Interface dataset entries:
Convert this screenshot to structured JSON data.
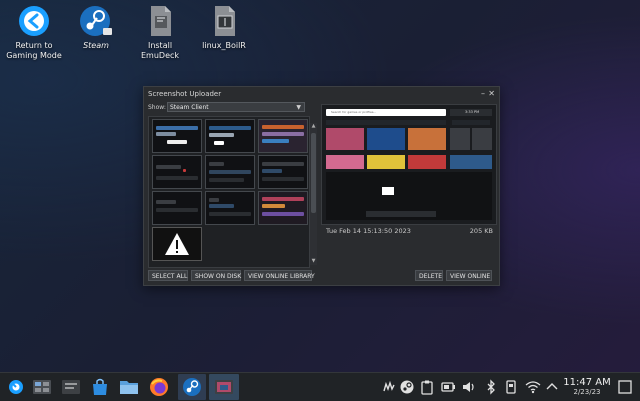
{
  "desktop": {
    "icons": [
      {
        "label_line1": "Return to",
        "label_line2": "Gaming Mode"
      },
      {
        "label": "Steam"
      },
      {
        "label": "Install EmuDeck"
      },
      {
        "label": "linux_BoilR"
      }
    ]
  },
  "window": {
    "title": "Screenshot Uploader",
    "show_label": "Show:",
    "show_value": "Steam Client",
    "preview": {
      "search_placeholder": "Search for games or profiles...",
      "clock": "3:33 PM"
    },
    "timestamp": "Tue Feb 14 15:13:50 2023",
    "filesize": "205 KB",
    "buttons": {
      "select_all": "SELECT ALL",
      "show_on_disk": "SHOW ON DISK",
      "view_online_library": "VIEW ONLINE LIBRARY",
      "delete": "DELETE",
      "view_online": "VIEW ONLINE"
    }
  },
  "taskbar": {
    "clock": {
      "time": "11:47 AM",
      "date": "2/23/23"
    }
  },
  "colors": {
    "steam_blue": "#1a9fff",
    "window_bg": "#2a2c2f",
    "taskbar_bg": "#202326"
  }
}
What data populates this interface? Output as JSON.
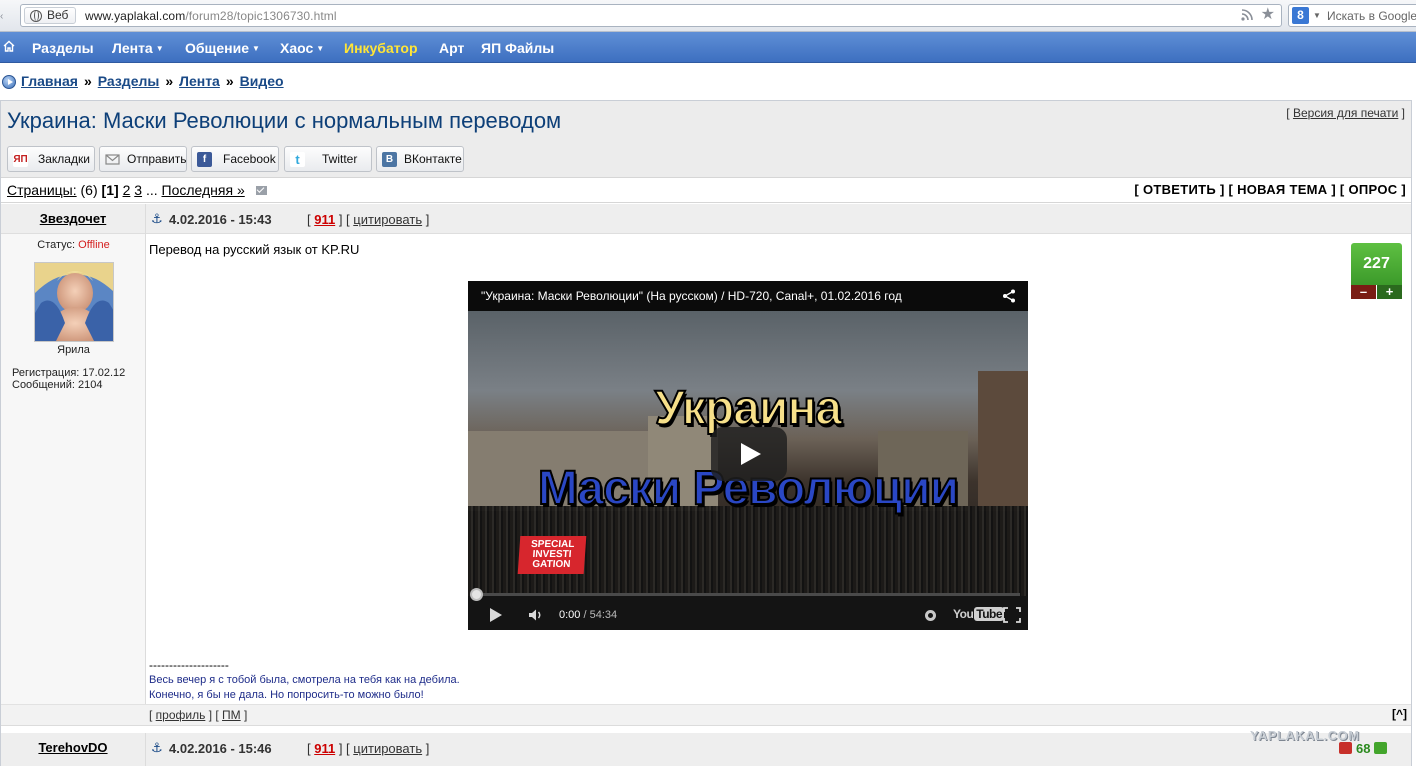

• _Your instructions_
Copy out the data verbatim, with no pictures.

• _Output below_
Convert this screenshot to structured JSON data.
{
  "desktop": {
    "icons": [
      {
        "label_line1": "Return to",
        "label_line2": "Gaming Mode"
      },
      {
        "label": "Steam"
      },
      {
        "label": "Install EmuDeck"
      },
      {
        "label": "linux_BoilR"
      }
    ]
  },
  "window": {
    "title": "Screenshot Uploader",
    "show_label": "Show:",
    "show_value": "Steam Client",
    "preview": {
      "search_placeholder": "Search for games or profiles...",
      "clock": "3:33 PM"
    },
    "timestamp": "Tue Feb 14 15:13:50 2023",
    "filesize": "205 KB",
    "buttons": {
      "select_all": "SELECT ALL",
      "show_on_disk": "SHOW ON DISK",
      "view_online_library": "VIEW ONLINE LIBRARY",
      "delete": "DELETE",
      "view_online": "VIEW ONLINE"
    }
  },
  "taskbar": {
    "clock": {
      "time": "11:47 AM",
      "date": "2/23/23"
    }
  },
  "colors": {
    "steam_blue": "#1a9fff",
    "window_bg": "#2a2c2f",
    "taskbar_bg": "#202326"
  }
}
What data populates this interface? Output as JSON.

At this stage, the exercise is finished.